EXERCISE REQUIREMENTS =>
All of the records below must be output exactly, with no pictures carried over.

PROVIDED ENTRIES =>
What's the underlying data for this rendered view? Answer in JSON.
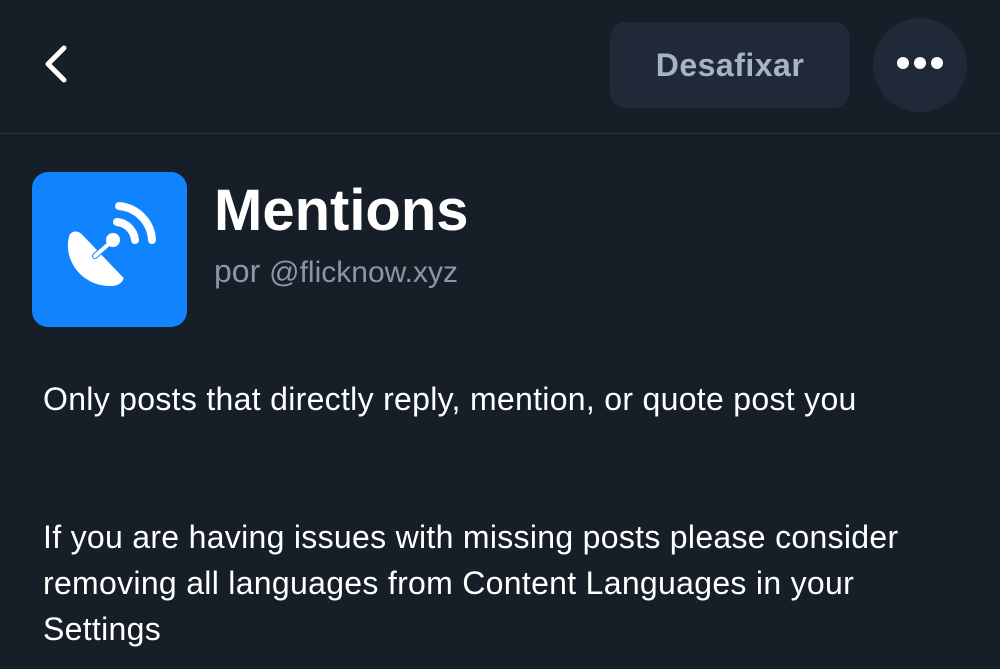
{
  "header": {
    "back_icon": "chevron-left-icon",
    "unpin_label": "Desafixar",
    "more_icon": "ellipsis-horizontal-icon"
  },
  "feed": {
    "avatar_icon": "satellite-dish-icon",
    "avatar_color": "#1083fe",
    "title": "Mentions",
    "by_prefix": "por",
    "creator_handle": "@flicknow.xyz",
    "description_1": "Only posts that directly reply, mention, or quote post you",
    "description_2": "If you are having issues with missing posts please consider removing all languages from Content Languages in your Settings"
  }
}
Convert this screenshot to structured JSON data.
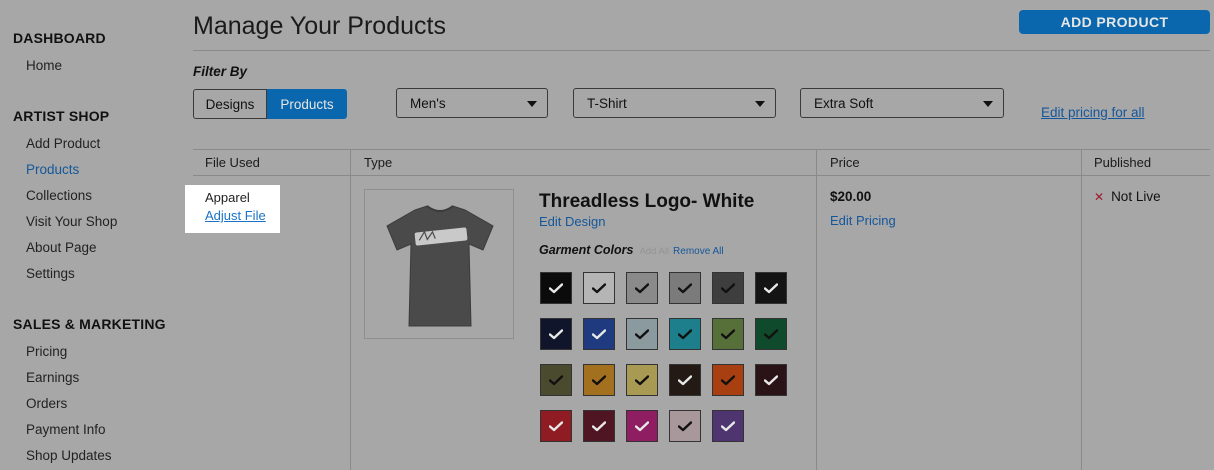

ANSWER TO THE PROBLEM =>
What's the underlying data for this rendered view? Answer in JSON.
{
  "header": {
    "back_icon": "chevron-left-icon",
    "unpin_label": "Desafixar",
    "more_icon": "ellipsis-horizontal-icon"
  },
  "feed": {
    "avatar_icon": "satellite-dish-icon",
    "avatar_color": "#1083fe",
    "title": "Mentions",
    "by_prefix": "por",
    "creator_handle": "@flicknow.xyz",
    "description_1": "Only posts that directly reply, mention, or quote post you",
    "description_2": "If you are having issues with missing posts please consider removing all languages from Content Languages in your Settings"
  }
}
Convert this screenshot to structured JSON data.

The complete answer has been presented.